Vaccination and Infection

Angie Szumlinski Studies

In a study published in JAMA Network, “regularly screened health care workers who had received 2 doses of the BNT162b2 messenger RNA vaccine were associated with significantly lower incidence rates for both symptomatic and asymptomatic infection. The association between vaccination status and symptomatic SARS-CoV-2 infection is similar to the 95% efficacy reported in the phase 3 randomized clinical trial. Asymptomatic infections accounted for 38.7% of all cases which is similar to the results reported in other cross-sectional studies” (Association Between Vaccination With BNT162b2 and Incidence of Symptomatic and Asymptomatic SARS-CoV-2 Infections Among Health Care Workers by Angel Y, Spitzer A, Henig O, et al.).
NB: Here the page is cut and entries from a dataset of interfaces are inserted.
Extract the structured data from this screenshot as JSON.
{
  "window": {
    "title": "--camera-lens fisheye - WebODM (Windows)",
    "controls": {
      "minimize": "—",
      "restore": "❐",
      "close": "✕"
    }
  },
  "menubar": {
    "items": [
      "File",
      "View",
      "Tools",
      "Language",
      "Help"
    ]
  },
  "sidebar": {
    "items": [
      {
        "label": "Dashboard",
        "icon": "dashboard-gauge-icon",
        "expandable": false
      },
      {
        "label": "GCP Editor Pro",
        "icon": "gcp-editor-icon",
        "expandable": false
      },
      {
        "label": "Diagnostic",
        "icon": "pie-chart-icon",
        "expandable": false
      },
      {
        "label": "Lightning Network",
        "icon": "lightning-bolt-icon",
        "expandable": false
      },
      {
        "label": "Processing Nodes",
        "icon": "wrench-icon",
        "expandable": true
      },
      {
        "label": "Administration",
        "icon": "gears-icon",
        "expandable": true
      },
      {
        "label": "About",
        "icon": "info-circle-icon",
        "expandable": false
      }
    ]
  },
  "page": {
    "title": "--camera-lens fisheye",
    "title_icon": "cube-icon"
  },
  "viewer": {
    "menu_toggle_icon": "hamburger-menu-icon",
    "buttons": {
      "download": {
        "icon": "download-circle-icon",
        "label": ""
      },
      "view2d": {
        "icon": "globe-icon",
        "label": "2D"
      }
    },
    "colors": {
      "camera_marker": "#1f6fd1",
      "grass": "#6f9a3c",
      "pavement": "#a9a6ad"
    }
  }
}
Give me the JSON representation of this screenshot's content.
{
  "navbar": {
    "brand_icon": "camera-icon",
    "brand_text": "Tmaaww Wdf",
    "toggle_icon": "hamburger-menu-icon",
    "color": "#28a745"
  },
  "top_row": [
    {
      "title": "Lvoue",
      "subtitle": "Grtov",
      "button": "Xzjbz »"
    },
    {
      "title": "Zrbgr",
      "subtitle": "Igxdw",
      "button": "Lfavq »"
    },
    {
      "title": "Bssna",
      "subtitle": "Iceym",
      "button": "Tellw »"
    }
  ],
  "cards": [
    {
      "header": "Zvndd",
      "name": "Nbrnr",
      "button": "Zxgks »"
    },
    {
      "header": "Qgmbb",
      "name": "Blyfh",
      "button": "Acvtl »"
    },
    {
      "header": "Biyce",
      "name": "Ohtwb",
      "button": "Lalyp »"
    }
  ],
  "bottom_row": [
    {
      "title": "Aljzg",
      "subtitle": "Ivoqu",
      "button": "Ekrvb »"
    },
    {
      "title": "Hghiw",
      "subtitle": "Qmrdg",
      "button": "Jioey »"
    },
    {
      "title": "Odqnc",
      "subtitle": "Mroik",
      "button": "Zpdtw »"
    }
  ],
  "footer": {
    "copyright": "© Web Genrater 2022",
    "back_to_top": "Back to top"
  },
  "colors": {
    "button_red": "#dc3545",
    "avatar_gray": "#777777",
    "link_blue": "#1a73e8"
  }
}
Healthcare workers are a higher risk for exposure and infection as opposed to the general population. Simply by the nature of the work we do, we have exposure much more frequently and often to active disease processes. “Among health care workers at a single center in Tel Aviv, Israel, receipt of the BNT162b2 vaccine compared with no vaccine was associated with a significantly lower incidence of symptomatic and asymptomatic SARS-CoV-2 infection more than 7 days after the second dose” (Angel Y, Spitzer A, Henig O, et al.).

If you haven’t been vaccinated, please consider doing so; it can make a huge difference in your health and prevent the spread of asymptomatic infection.

Stay well, mask if appropriate, and stay tuned!